Course Hero. "The Magna Carta Study Guide." Course Hero. 24 Feb. 2018. Web. 19 July 2018. <https://www.coursehero.com/lit/The-Magna-Carta/>.
Course Hero. (2018, February 24). The Magna Carta Study Guide. In Course Hero. Retrieved July 19, 2018, from https://www.coursehero.com/lit/The-Magna-Carta/
(Course Hero, 2018)
Course Hero. "The Magna Carta Study Guide." February 24, 2018. Accessed July 19, 2018. https://www.coursehero.com/lit/The-Magna-Carta/.
Course Hero, "The Magna Carta Study Guide," February 24, 2018, accessed July 19, 2018, https://www.coursehero.com/lit/The-Magna-Carta/.
Merchants can move in and out of England, and throughout the country, safely and free of illegal tolls. They can move unless England is at war and the merchants happen to be from the enemy country. In that case the merchants will be kept in custody until it is ascertained if England's merchants in the enemy country are being treated well. If they are, the enemy country's merchants will be treated well, too.
Anyone can move in and out of England except convicted criminals and people from countries with which England is at war.
Like Section 33, which decreed fish traps be removed from rivers so travel would not be interrupted, Sections 41 and 42 concern free movement. Under King John, tolls exacted by the king from merchants going in and out of the country were a burden. They increased when John was in need of money.
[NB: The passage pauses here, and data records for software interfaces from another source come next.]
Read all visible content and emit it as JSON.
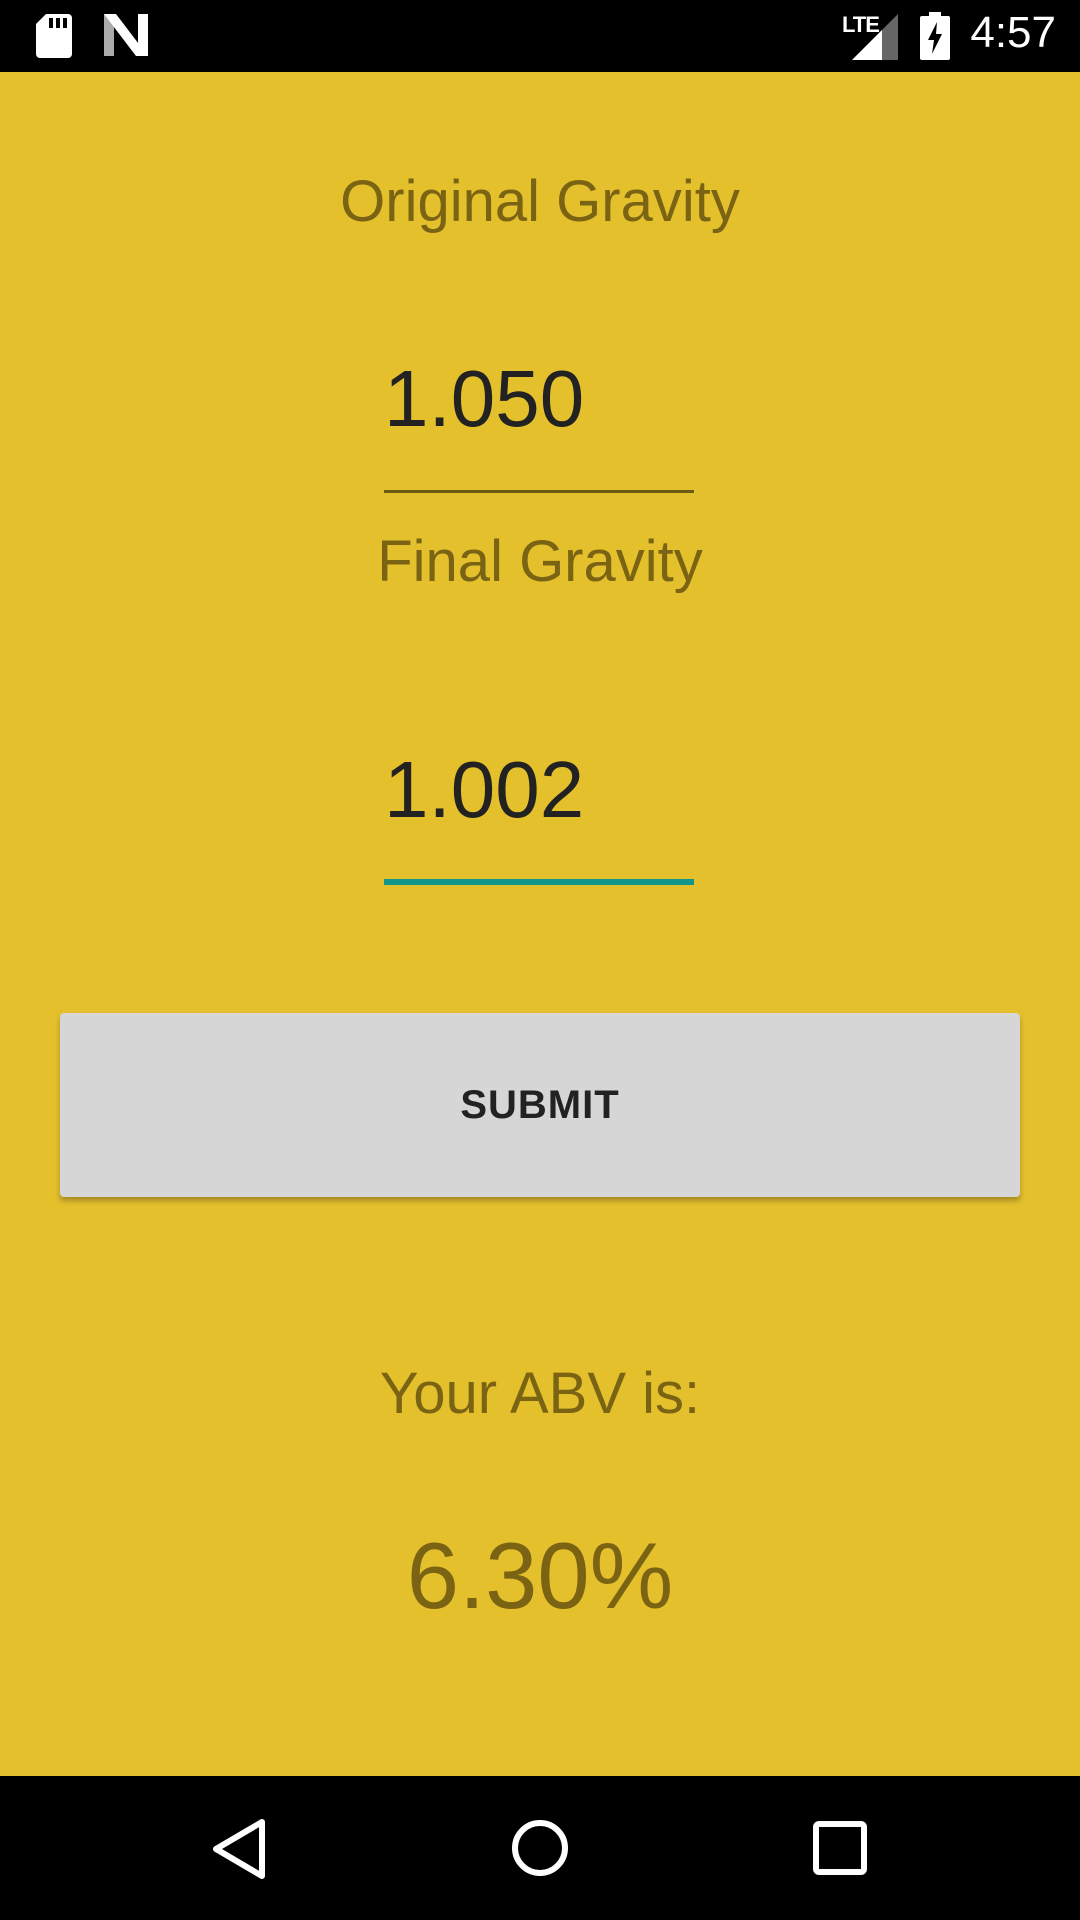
{
  "status_bar": {
    "network_label": "LTE",
    "time": "4:57",
    "icons": [
      "sd-card-icon",
      "n-logo-icon",
      "signal-icon",
      "battery-charging-icon"
    ]
  },
  "form": {
    "original_gravity_label": "Original Gravity",
    "original_gravity_value": "1.050",
    "final_gravity_label": "Final Gravity",
    "final_gravity_value": "1.002",
    "submit_label": "SUBMIT"
  },
  "result": {
    "label": "Your ABV is:",
    "value": "6.30%"
  },
  "nav_bar": {
    "icons": [
      "back-icon",
      "home-icon",
      "recents-icon"
    ]
  },
  "colors": {
    "background": "#E5C02D",
    "label_text": "#7A6413",
    "focused_underline": "#13968A",
    "button": "#D6D6D6"
  }
}
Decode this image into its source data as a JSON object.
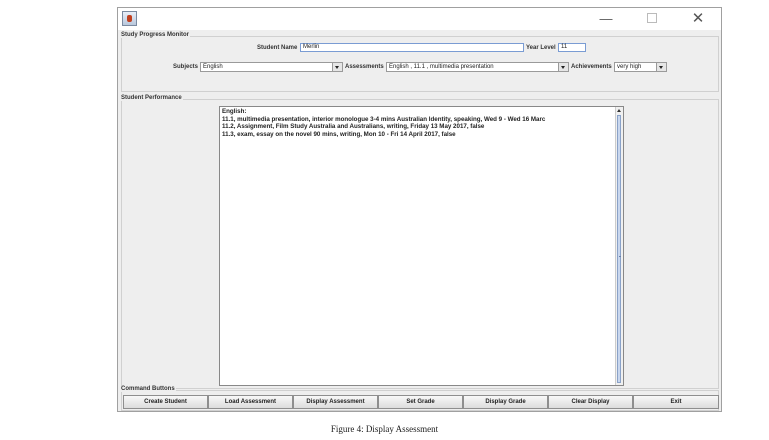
{
  "window": {
    "minimize_glyph": "—",
    "close_glyph": "✕"
  },
  "monitor": {
    "group_title": "Study Progress Monitor",
    "student_name_label": "Student Name",
    "student_name_value": "Merlin",
    "year_level_label": "Year Level",
    "year_level_value": "11",
    "subjects_label": "Subjects",
    "subjects_value": "English",
    "assessments_label": "Assessments",
    "assessments_value": "English , 11.1 , multimedia presentation",
    "achievements_label": "Achievements",
    "achievements_value": "very high"
  },
  "performance": {
    "group_title": "Student Performance",
    "lines": [
      "English:",
      "11.1,  multimedia presentation,  interior monologue 3-4 mins Australian Identity, speaking,  Wed 9 - Wed 16 Marc",
      "11.2,  Assignment,  Film Study Australia and Australians,  writing, Friday 13 May 2017,  false",
      "11.3,  exam,  essay on the novel 90 mins, writing, Mon 10 - Fri 14 April 2017,  false"
    ]
  },
  "commands": {
    "group_title": "Command Buttons",
    "create_student": "Create Student",
    "load_assessment": "Load Assessment",
    "display_assessment": "Display Assessment",
    "set_grade": "Set Grade",
    "display_grade": "Display Grade",
    "clear_display": "Clear Display",
    "exit": "Exit"
  },
  "caption": "Figure 4: Display Assessment",
  "colors": {
    "field_border": "#7a9cd3",
    "window_bg": "#eeeeee"
  }
}
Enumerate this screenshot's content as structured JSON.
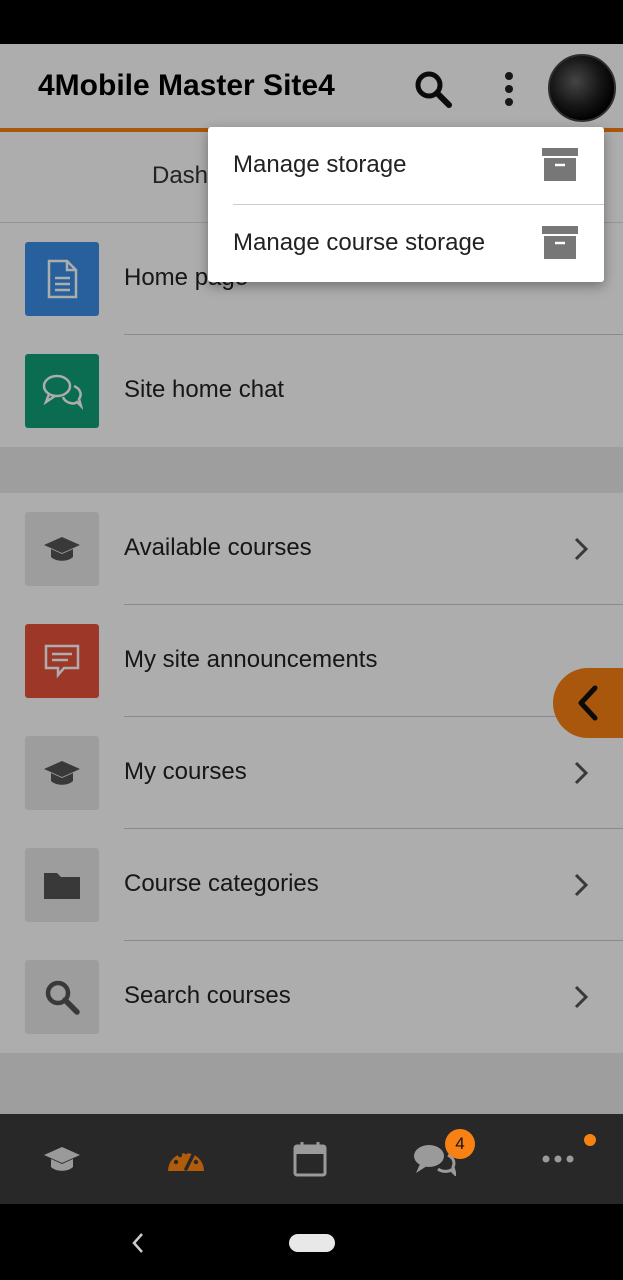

Similarly, Section 42 lifted restrictions for nearly anyone who wanted to go in or out of the country. This made it easier for clergy to travel to Rome.